China's Chang'e-4 probe resumes work for 21st lunar day
The lander and rover of the Chang'e-4 probe have resumed operations for the 21st lunar day on the far side of the moon.
The lander woke up at 14:54 Thursday (Beijing Time) while the rover awoke at 20:34 Wednesday. Both are in normal working order, according to the Lunar Exploration and Space Program Center of the China National Space Administration.
The Chang'e-4 probe was launched on December 8, 2018. It made the first-ever soft landing on the Von Karman Crater in the South Pole-Aitken Basin on the far side of the moon on January 3, 2019.
A lunar day is equal to 14 days on Earth, and a lunar night is the same length.
The rover will continue to move northwest toward the basalt area or the impact craters with high reflectivity, according to the center.
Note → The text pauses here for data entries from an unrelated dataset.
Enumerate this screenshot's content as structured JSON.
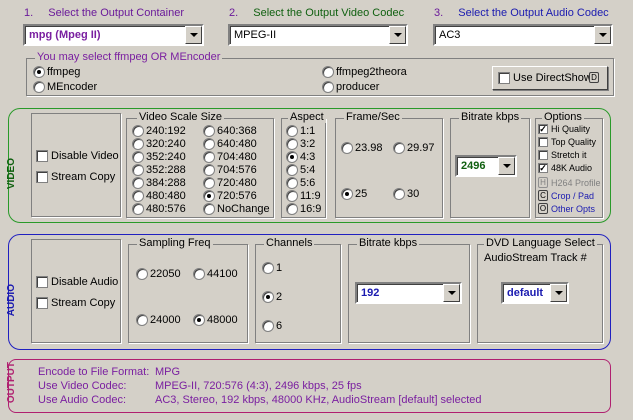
{
  "steps": {
    "container": {
      "num": "1.",
      "label": "Select the Output Container",
      "value": "mpg  (Mpeg II)"
    },
    "video_codec": {
      "num": "2.",
      "label": "Select the Output Video Codec",
      "value": "MPEG-II"
    },
    "audio_codec": {
      "num": "3.",
      "label": "Select the Output Audio Codec",
      "value": "AC3"
    }
  },
  "encoder": {
    "title": "You may select ffmpeg OR MEncoder",
    "options": [
      "ffmpeg",
      "MEncoder",
      "ffmpeg2theora",
      "producer"
    ],
    "selected": "ffmpeg",
    "directshow_label": "Use DirectShow",
    "directshow_key": "D"
  },
  "video": {
    "side_label": "VIDEO",
    "disable_label": "Disable Video",
    "stream_copy_label": "Stream Copy",
    "scale": {
      "title": "Video Scale Size",
      "col1": [
        "240:192",
        "320:240",
        "352:240",
        "352:288",
        "384:288",
        "480:480",
        "480:576"
      ],
      "col2": [
        "640:368",
        "640:480",
        "704:480",
        "704:576",
        "720:480",
        "720:576",
        "NoChange"
      ],
      "selected": "720:576"
    },
    "aspect": {
      "title": "Aspect",
      "options": [
        "1:1",
        "3:2",
        "4:3",
        "5:4",
        "5:6",
        "11:9",
        "16:9"
      ],
      "selected": "4:3"
    },
    "fps": {
      "title": "Frame/Sec",
      "options": [
        "23.98",
        "29.97",
        "25",
        "30"
      ],
      "selected": "25"
    },
    "bitrate": {
      "title": "Bitrate  kbps",
      "value": "2496"
    },
    "options": {
      "title": "Options",
      "checks": [
        {
          "label": "Hi Quality",
          "checked": true
        },
        {
          "label": "Top Quality",
          "checked": false
        },
        {
          "label": "Stretch it",
          "checked": false
        },
        {
          "label": "48K Audio",
          "checked": true
        }
      ],
      "keys": [
        {
          "key": "H",
          "label": "H264 Profile",
          "disabled": true
        },
        {
          "key": "C",
          "label": "Crop / Pad",
          "disabled": false
        },
        {
          "key": "O",
          "label": "Other Opts",
          "disabled": false
        }
      ]
    }
  },
  "audio": {
    "side_label": "AUDIO",
    "disable_label": "Disable Audio",
    "stream_copy_label": "Stream Copy",
    "sampling": {
      "title": "Sampling Freq",
      "options": [
        "22050",
        "44100",
        "24000",
        "48000"
      ],
      "selected": "48000"
    },
    "channels": {
      "title": "Channels",
      "options": [
        "1",
        "2",
        "6"
      ],
      "selected": "2"
    },
    "bitrate": {
      "title": "Bitrate  kbps",
      "value": "192"
    },
    "dvd": {
      "title": "DVD Language Select",
      "subtitle": "AudioStream  Track #",
      "value": "default"
    }
  },
  "output": {
    "side_label": "OUTPUT",
    "rows": [
      {
        "label": "Encode to File Format:",
        "value": "MPG"
      },
      {
        "label": "Use Video Codec:",
        "value": "MPEG-II,  720:576 (4:3),  2496 kbps,  25 fps"
      },
      {
        "label": "Use Audio Codec:",
        "value": "AC3,   Stereo,  192 kbps,   48000 KHz,   AudioStream [default] selected"
      }
    ]
  },
  "colors": {
    "video_border": "#2a9a2a",
    "audio_border": "#2020c0",
    "output_border": "#b02070",
    "label_purple": "#7a1fa0",
    "label_green": "#106010",
    "label_blue": "#1a1ab0"
  }
}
The panoramic camera, near-infrared spectrometer, neutral atom detector and lunar radar of the rover will continue to carry out planned scientific exploration.